On the downside IP is very constrained. Improving it is very difficult, but denial of service attacks (DOS), security concerns and the limited number of addresses require changes.

Network neutrality has a technical foundation that it requires the end-to-end communication to work. However, there are two perspectives.

  1. Functions should only be implemented in a lower layer if it can be completely & correctly implemented at that layer
  2. In addition, if the function is needed by all clients of that layer

On the one hand, the advantages are that the network doesn’t know anything and doesn’t do things that are better done at the end. The argument naturally emerges from the technical structure of the internet. Additionally, it provides the following advantages:

  • Long-term evolvability
  • Application autonomy
  • Reliability
  • Minimizes interfaces between modules
  • reduces complexity

Those advantages are claims and not necessarily correct. On the other hand, disadvantage is that the internet does not do things well, but it does them all. Phone calls for instance. Phone lines were optimized for verbal communications. When a fax machine was connected it had to realize that, stop echo cancelling, stop compressing. The phone system typically ran at 90% utilization whereas the internet rarely runs above 20%.

Carrying public internet traffic is not economically viable as the traffic does only cost but cannot provide income. Sprint subsidized the public internet by phone systems and today the internet is subsidized by large companies buying private networks.

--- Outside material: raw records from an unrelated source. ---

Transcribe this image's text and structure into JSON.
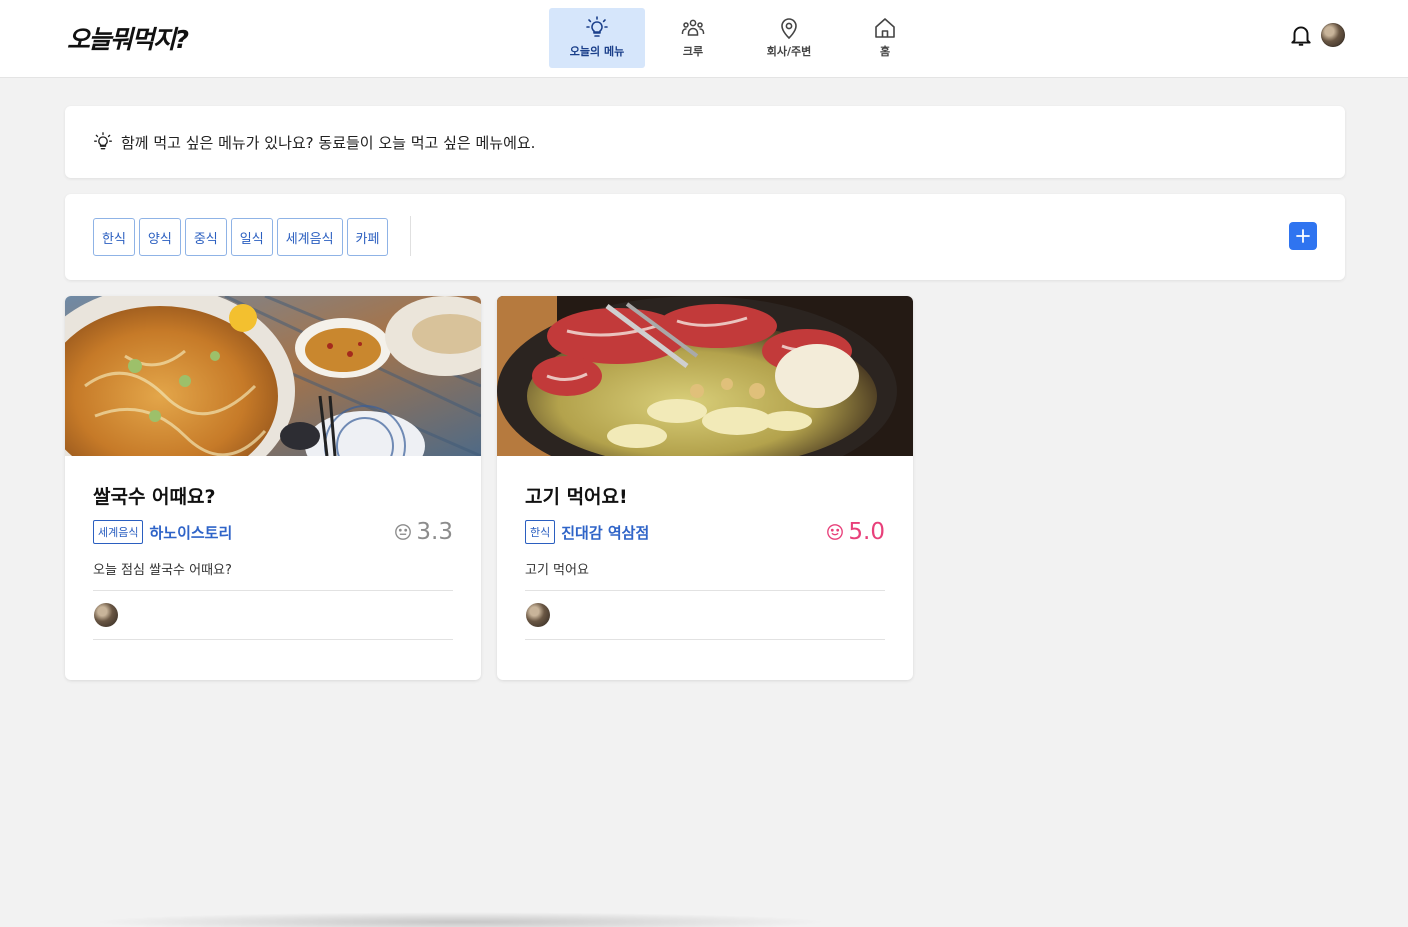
{
  "app": {
    "logo": "오늘뭐먹지?"
  },
  "nav": {
    "items": [
      {
        "label": "오늘의 메뉴",
        "icon": "lightbulb-icon",
        "active": true
      },
      {
        "label": "크루",
        "icon": "people-icon",
        "active": false
      },
      {
        "label": "회사/주변",
        "icon": "map-pin-icon",
        "active": false
      },
      {
        "label": "홈",
        "icon": "home-icon",
        "active": false
      }
    ]
  },
  "header": {
    "bell_icon": "bell-icon",
    "avatar": "user-avatar"
  },
  "notice": {
    "icon": "lightbulb-icon",
    "text": "함께 먹고 싶은 메뉴가 있나요? 동료들이 오늘 먹고 싶은 메뉴에요."
  },
  "filters": {
    "categories": [
      "한식",
      "양식",
      "중식",
      "일식",
      "세계음식",
      "카페"
    ],
    "add_icon": "plus-icon"
  },
  "cards": [
    {
      "title": "쌀국수 어때요?",
      "category": "세계음식",
      "restaurant": "하노이스토리",
      "rating": "3.3",
      "rating_color": "#8c8c8c",
      "description": "오늘 점심 쌀국수 어때요?",
      "image": "pho-noodle-soup-photo"
    },
    {
      "title": "고기 먹어요!",
      "category": "한식",
      "restaurant": "진대감 역삼점",
      "rating": "5.0",
      "rating_color": "#e8407a",
      "description": "고기 먹어요",
      "image": "korean-bbq-photo"
    }
  ],
  "colors": {
    "accent": "#2f74f0",
    "nav_active_bg": "#d6e6fb",
    "link": "#2f64c8"
  }
}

Modularity as a design principle offers advantages by minimizing interfaces between modules and reducing complexity. Facebook started out as a website out of a dorm room. However, the design tends to be static and can have negative effects on

Virtual Private Networks (VPNs) and Tunnels allow to disguise the content of your communication (e.g. human right activists hiding communication from a repressive government or drug cartels organising their deliveries). This poses a problem for law-making if they want to change net neutrality. Encrypted content cannot be identified and therefore the loss of net neutrality would most likely result in the illegality of VPNs.


The US has different legal framework for DSL and cable modem providers. Telecommunication services and information services have different legal requirements. Telecommunication services are more restricted and enforced net neutrality whereas information services do not. DSL is a telecommunication services and cable modems are information services. The legal definitions are not clear and still contested in the courts. The FCC tries to reclassify cable modems to be telecommunication services.


  • Does a neutral network discriminate against Quality of Service applications? (e.g. Skype)
  • Does the argument hold in a world of competition between DSL and cable?
  • Do we need special regulations? Isn’t this topic for antitrust policy?
  • Is this a debate about economic effects or about freedom?
  • Situation in Europe and Switzerland?
  • Technical solutions to the network neutrality problem? How to resolve this transparently?